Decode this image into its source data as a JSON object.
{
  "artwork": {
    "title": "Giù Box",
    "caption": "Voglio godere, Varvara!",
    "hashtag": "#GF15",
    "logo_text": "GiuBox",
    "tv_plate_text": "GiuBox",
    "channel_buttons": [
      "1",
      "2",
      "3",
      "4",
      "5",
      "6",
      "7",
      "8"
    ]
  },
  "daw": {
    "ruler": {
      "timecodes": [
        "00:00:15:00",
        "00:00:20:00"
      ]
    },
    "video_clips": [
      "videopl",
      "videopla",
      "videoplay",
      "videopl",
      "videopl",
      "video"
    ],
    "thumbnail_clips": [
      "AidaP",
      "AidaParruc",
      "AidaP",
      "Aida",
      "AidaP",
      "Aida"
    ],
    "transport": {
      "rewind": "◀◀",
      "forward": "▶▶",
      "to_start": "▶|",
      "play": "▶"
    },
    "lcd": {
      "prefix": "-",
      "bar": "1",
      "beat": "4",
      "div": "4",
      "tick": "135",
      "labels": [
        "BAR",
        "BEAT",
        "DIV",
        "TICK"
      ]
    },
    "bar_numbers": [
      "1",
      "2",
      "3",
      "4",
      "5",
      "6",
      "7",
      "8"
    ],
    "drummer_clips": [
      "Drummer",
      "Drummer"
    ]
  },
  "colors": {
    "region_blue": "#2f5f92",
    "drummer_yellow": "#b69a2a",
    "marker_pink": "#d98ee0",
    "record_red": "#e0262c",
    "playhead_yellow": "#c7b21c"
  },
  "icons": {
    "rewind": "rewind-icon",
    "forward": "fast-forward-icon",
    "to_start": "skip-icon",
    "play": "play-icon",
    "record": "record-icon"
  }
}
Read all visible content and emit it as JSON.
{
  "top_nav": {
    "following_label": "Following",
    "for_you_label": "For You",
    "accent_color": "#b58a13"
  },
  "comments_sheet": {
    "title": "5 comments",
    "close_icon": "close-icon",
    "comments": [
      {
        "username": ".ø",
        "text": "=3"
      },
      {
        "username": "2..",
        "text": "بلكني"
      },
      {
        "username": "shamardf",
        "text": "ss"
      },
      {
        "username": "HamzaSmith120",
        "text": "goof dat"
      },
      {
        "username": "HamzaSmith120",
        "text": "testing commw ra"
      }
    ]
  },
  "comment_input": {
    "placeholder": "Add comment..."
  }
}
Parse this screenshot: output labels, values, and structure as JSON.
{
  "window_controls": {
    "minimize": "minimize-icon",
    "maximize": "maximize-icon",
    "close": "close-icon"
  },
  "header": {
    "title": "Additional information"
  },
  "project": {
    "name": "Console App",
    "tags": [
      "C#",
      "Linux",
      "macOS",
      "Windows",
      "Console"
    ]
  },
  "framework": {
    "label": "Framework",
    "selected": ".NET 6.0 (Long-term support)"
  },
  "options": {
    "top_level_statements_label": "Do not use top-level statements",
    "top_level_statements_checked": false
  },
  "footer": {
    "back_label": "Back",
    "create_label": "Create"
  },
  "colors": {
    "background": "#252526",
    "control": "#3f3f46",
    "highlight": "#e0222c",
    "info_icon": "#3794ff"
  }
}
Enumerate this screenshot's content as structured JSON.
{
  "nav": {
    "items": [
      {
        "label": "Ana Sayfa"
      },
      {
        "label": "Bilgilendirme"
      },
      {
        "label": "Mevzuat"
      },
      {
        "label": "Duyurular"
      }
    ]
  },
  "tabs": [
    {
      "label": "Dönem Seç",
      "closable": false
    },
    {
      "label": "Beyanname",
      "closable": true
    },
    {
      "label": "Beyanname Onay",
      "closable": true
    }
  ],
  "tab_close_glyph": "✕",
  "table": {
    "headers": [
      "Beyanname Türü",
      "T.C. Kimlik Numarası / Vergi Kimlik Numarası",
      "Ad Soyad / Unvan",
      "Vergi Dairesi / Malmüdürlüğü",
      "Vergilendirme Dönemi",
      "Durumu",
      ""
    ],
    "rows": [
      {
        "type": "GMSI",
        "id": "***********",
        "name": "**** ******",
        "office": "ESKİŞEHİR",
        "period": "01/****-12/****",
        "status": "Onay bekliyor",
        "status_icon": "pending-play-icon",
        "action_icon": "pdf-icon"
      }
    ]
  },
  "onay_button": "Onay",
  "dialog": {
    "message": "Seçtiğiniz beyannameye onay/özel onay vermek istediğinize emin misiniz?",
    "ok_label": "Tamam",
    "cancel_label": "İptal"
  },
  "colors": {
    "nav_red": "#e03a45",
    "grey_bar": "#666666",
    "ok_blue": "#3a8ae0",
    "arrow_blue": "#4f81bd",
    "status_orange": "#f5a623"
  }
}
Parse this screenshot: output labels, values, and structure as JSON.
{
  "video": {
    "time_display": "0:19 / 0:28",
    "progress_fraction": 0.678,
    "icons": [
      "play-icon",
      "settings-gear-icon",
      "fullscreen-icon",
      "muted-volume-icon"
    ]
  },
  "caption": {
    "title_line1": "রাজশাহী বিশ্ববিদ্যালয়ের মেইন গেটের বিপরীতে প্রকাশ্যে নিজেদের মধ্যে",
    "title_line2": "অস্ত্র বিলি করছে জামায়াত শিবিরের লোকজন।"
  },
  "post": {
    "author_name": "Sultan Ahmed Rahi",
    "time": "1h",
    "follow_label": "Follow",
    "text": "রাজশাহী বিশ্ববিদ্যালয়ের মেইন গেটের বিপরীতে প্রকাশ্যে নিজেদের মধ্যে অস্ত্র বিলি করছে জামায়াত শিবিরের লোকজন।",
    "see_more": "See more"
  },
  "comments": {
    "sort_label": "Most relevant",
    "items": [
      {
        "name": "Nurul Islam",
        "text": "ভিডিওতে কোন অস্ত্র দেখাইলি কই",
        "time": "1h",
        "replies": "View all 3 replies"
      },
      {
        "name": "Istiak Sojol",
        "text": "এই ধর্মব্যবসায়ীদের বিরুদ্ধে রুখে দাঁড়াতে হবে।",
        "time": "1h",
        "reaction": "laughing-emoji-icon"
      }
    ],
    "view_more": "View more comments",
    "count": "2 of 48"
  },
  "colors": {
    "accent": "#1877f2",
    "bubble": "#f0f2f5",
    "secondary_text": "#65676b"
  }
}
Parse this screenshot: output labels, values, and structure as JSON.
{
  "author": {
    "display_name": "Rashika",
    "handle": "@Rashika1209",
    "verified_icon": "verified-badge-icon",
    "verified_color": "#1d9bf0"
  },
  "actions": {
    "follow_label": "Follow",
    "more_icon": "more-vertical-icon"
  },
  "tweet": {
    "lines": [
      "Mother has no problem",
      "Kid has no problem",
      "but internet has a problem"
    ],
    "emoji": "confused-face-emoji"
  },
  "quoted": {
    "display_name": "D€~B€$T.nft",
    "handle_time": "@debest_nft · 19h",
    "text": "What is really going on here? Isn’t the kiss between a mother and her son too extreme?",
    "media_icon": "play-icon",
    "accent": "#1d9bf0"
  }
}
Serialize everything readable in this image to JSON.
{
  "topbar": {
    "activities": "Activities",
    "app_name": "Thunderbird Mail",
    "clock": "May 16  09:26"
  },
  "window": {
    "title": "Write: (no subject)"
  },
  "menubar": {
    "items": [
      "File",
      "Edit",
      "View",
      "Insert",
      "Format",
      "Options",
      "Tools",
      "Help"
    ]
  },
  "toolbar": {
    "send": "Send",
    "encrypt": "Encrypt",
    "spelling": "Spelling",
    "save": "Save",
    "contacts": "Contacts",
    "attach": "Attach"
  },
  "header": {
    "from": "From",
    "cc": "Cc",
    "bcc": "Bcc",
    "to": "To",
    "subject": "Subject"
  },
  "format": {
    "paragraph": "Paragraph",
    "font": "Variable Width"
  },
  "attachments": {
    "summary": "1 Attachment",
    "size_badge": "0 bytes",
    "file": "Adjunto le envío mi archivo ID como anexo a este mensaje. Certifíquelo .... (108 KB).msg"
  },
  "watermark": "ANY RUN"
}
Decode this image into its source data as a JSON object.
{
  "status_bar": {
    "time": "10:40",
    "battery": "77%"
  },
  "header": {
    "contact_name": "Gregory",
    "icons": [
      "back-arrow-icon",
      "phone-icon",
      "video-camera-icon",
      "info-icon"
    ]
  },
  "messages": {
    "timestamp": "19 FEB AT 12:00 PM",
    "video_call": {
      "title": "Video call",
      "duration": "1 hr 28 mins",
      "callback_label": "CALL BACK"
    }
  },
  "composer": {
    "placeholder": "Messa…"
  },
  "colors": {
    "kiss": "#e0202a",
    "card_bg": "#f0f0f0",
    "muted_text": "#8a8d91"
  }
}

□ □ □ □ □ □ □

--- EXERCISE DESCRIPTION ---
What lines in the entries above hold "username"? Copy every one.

--- THE ANSWER ---
        "username": ".ø",
        "username": "2..",
        "username": "shamardf",
        "username": "HamzaSmith120",
        "username": "HamzaSmith120",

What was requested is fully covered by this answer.